At that time, Cuilapan was identifiable as a Zapotec city state. In the post-classic period and other Zapotec cities would be overrun by the Mixtecs. At the time of the Spanish conquest, Cuilapan was a large multi-ethnic population center of 43,000 people and one of the centers of the political and cultural life of the central valleys of Oaxaca; the area was still the center of an ongoing struggle for dominance between the Mixtecs and the Zapotecs. To complicate things further, the Aztecs had a presence in the central valleys region, exacted tribute from Cuilapan through their military garrison in Huaxyácac; this tribute included products such as corn, clothing and cochineal.

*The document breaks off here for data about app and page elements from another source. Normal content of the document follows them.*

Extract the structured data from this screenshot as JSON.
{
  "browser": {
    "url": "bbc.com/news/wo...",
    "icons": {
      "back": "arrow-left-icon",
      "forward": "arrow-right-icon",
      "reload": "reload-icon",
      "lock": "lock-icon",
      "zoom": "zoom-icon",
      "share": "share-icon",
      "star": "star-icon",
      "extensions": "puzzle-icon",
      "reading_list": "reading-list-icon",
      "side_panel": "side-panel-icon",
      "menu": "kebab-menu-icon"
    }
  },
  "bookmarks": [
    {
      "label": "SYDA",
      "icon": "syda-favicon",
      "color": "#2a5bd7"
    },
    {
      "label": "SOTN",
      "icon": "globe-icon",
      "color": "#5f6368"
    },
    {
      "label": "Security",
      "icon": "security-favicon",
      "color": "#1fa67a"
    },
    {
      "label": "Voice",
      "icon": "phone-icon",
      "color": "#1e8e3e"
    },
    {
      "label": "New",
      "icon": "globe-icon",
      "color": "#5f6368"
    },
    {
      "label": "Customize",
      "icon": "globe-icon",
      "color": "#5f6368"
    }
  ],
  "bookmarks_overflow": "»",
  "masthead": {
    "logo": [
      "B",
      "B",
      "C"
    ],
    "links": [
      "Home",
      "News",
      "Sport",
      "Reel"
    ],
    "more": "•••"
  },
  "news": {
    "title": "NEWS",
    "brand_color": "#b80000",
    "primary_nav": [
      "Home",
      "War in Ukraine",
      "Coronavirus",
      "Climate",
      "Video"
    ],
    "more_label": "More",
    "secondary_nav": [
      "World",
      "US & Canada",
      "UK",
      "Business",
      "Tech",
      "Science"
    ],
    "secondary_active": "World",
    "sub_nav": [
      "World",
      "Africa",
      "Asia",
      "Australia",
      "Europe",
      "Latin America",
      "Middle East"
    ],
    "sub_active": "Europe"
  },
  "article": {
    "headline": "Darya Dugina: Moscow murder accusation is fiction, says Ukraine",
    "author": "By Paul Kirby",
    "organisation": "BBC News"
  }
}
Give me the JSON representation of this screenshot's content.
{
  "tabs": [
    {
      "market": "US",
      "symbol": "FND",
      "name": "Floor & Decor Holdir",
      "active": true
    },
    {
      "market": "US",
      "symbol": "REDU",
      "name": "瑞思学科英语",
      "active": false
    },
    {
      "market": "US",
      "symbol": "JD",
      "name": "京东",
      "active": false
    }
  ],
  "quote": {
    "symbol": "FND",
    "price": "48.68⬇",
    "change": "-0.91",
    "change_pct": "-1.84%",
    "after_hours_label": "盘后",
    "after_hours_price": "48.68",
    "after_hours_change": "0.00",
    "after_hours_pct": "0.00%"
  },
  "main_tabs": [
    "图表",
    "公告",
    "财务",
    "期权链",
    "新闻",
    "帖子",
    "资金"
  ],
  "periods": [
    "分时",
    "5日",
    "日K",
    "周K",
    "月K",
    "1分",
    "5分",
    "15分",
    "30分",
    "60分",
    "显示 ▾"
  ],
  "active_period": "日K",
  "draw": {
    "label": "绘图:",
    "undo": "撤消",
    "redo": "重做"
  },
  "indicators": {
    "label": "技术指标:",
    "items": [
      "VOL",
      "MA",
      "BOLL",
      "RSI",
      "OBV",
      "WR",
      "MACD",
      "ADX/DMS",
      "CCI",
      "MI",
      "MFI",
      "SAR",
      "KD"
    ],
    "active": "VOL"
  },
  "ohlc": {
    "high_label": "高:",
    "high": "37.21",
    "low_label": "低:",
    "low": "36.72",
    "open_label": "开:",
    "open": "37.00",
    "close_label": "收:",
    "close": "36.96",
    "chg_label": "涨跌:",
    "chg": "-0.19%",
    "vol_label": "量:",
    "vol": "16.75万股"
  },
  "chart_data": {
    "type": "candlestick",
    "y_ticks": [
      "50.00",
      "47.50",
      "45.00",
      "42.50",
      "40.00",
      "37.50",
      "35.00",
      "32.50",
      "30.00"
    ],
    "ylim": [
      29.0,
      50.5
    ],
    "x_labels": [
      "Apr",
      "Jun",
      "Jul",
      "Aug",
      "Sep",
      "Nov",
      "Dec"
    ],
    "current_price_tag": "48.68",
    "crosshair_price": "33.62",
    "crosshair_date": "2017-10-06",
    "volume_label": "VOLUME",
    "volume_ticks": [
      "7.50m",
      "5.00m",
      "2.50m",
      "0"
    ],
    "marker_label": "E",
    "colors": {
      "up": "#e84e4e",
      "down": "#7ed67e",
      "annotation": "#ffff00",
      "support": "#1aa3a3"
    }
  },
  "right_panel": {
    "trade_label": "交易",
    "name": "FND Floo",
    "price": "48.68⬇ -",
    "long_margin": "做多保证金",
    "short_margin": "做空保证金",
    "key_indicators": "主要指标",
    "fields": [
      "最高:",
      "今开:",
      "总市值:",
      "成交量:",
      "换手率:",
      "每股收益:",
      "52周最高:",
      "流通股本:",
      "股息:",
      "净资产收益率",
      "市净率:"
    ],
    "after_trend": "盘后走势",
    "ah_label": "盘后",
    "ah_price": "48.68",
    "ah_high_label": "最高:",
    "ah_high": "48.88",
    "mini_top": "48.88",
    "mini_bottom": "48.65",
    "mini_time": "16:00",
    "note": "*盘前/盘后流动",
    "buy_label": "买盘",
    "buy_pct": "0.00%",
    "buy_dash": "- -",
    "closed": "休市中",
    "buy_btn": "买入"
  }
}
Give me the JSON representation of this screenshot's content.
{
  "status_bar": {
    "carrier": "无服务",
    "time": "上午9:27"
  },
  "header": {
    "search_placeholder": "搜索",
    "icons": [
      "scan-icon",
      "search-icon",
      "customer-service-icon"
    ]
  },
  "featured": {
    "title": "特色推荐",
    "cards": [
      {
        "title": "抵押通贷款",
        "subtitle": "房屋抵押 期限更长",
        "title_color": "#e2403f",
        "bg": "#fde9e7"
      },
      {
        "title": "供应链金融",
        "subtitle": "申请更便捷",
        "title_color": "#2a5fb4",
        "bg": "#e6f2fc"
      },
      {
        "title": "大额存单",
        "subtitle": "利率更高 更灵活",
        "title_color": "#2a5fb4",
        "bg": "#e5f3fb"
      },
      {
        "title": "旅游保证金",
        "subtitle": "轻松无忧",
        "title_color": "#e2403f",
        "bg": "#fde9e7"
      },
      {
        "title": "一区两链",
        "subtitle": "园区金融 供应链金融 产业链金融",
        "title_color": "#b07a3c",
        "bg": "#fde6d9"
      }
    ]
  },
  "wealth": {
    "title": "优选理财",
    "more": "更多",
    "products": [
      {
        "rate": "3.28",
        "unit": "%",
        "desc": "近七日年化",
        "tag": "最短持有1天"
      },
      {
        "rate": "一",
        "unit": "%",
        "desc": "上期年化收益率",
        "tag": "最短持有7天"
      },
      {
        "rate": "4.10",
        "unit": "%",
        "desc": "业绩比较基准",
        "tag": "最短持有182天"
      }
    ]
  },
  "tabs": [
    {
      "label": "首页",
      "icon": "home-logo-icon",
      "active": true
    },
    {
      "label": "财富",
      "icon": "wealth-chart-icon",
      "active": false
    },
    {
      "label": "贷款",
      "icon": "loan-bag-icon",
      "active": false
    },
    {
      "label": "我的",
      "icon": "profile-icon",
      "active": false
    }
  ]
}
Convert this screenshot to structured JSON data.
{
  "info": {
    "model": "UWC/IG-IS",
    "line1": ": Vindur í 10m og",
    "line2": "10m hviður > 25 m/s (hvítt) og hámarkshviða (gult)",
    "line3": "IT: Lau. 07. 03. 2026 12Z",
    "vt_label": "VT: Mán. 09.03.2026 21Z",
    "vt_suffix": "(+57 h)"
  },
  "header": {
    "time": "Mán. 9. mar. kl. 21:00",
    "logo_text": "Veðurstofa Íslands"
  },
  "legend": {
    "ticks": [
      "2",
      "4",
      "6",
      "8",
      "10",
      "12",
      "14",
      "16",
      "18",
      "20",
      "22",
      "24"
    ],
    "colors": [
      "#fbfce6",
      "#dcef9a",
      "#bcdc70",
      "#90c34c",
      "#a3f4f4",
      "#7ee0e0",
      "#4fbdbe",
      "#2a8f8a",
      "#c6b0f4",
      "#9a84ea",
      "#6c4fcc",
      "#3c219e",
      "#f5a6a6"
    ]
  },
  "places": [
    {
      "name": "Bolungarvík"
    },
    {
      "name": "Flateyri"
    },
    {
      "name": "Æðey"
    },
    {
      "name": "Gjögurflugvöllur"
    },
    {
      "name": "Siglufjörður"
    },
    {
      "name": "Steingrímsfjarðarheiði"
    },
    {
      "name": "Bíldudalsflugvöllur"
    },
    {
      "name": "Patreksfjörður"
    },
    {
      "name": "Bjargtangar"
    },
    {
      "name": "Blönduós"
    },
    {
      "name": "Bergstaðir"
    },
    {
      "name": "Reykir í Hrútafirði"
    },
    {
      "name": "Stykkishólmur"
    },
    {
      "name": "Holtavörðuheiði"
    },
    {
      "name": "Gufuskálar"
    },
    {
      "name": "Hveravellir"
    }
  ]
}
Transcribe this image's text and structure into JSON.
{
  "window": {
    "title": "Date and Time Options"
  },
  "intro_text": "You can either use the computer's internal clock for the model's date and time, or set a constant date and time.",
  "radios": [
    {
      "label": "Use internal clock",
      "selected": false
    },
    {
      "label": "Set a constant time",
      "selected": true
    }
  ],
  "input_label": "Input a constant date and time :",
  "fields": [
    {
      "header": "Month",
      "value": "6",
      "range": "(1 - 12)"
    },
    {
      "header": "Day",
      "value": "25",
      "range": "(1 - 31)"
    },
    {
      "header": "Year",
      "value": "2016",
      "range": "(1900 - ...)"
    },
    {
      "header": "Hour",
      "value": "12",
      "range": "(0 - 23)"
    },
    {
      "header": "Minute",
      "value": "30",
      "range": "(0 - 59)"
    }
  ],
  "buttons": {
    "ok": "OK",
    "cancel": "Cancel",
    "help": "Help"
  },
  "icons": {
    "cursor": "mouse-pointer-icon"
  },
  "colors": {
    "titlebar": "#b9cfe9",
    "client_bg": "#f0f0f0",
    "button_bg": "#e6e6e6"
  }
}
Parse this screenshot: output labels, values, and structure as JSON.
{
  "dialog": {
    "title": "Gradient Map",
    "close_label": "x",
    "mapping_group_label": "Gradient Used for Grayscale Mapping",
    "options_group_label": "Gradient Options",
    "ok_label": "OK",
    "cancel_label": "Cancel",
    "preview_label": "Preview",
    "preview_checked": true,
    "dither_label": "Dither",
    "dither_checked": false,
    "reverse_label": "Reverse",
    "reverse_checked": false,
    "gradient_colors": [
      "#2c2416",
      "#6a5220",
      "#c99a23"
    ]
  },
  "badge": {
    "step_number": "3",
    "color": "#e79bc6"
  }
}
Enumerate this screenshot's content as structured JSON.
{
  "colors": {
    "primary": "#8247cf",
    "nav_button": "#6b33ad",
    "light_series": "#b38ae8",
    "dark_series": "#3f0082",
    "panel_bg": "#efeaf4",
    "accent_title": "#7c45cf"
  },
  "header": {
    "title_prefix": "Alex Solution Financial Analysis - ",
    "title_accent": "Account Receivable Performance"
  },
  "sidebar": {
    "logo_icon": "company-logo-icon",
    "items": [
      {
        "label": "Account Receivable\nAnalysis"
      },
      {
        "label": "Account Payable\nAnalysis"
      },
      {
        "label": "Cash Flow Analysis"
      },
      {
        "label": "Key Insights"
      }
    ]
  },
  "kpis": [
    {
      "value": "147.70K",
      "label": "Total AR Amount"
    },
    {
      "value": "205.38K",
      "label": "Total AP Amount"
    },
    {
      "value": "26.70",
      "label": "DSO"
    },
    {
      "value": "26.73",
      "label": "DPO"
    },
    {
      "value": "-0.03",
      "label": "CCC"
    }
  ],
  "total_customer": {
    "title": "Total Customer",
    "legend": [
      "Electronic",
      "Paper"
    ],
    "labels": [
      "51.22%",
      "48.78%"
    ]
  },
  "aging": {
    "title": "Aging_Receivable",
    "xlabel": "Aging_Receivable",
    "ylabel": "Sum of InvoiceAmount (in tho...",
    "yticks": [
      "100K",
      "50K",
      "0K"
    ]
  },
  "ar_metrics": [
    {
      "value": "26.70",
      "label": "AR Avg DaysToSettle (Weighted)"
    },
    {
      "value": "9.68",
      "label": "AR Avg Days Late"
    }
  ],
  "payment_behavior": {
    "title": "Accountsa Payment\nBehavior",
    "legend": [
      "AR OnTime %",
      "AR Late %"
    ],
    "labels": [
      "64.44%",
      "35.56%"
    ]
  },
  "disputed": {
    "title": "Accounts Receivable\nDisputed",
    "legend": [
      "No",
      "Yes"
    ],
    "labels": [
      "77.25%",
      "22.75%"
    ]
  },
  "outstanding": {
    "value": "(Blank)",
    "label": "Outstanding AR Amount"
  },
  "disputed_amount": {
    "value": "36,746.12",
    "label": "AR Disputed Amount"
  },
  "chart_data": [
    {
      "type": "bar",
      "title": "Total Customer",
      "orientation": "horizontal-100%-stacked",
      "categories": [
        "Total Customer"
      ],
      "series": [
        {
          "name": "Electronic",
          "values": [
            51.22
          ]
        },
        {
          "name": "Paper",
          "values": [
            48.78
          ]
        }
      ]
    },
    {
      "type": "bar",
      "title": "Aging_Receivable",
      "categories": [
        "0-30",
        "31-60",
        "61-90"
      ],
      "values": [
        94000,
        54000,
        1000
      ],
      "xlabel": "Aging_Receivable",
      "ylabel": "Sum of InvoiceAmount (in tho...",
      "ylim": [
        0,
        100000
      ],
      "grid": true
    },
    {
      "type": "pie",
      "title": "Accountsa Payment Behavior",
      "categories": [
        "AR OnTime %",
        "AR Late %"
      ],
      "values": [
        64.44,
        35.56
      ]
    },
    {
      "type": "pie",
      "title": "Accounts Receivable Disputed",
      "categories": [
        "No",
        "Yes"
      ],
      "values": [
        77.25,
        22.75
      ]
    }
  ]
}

Cuilapan had a number of its own subject settlements which included Camotlán, Quauxilotitlan, Macuilcóchitl, Tlacochahuaya, Teítipac and Ocotlán. However, the Aztecs sought only tribute and left Mixtec cultural and political traditions here intact; the Spanish found a thriving community with formidable political and social organizations.

The Mixtecs dominated and society was divided into a ruling class called caciques and commoners called macehuales. This heterogeneous system would stay after the Spanish conquest, with the ruling class keeping many of its privileges with the conditions of conversion to Christianity and fealty to the Spanish crown; the original Mixtec settlement was at the foot of a hill in this area, but the modern town was established by Fray Domingo de Oguinaga and Zapotecs in 1551, with the founding of the monastery of Saint James. This monastery was a major center of evangelization efforts in the early colonial period in the central valleys region of Oaxaca, although it was never finished; the Dominicans were in charge of evangelization and in a few years had managed to baptize nearly all the inhabitants. However, this was not enough to ensure acceptance of the new faith, so the monastery with its large open chapel and elaborate murals was begun in the 1550s to reinforce Christian ideas, modified to relate to traditional Mixtec and Zapotec beliefs.

However, one major effect the monastery had was to move the population center from the original Mixtec settlement to one surrounding the monastery. Culiapan was caught up in a sovereignty dispute between Hernán Cortés, the Marquis of the Valley of Oaxaca, the city of Antequera; as the Marquis, Cortés had absolute control over Cuiliapan and sixteen other towns in the valley as well as all of these towns’ subject villages. Residents of the city of Antequera were fearful of Cortés's unchecked political authority in the region in spite of their city charter granting them autonomy; the struggle lasted from the 1520s to the 1530s with each claiming land from the other. The authority of the Marquis was limited to four towns known as the Cuatro Villas in 1533, with Culiapan being one of them. With this arrangement, Culiapan became a Spanish “cabecera” for a number of other, smaller settlements; the decline of Cuilapan began in the 16th century, when the population fell from 43,000 in the 1520s to 7,000 in 1600.

Construction of the massive basilica and monastery was halted by the 1570s, was never finished. The Dominican friars were obliged to hand over the complex to regular clergy in the mid-18th century. From this point, the wealth and prestige of the institution declined. Church authorities neglected the maintenance of the complex, it deteriorated until it was divested of its religious function by the 19th century; the complex has had several uses since that time, including that of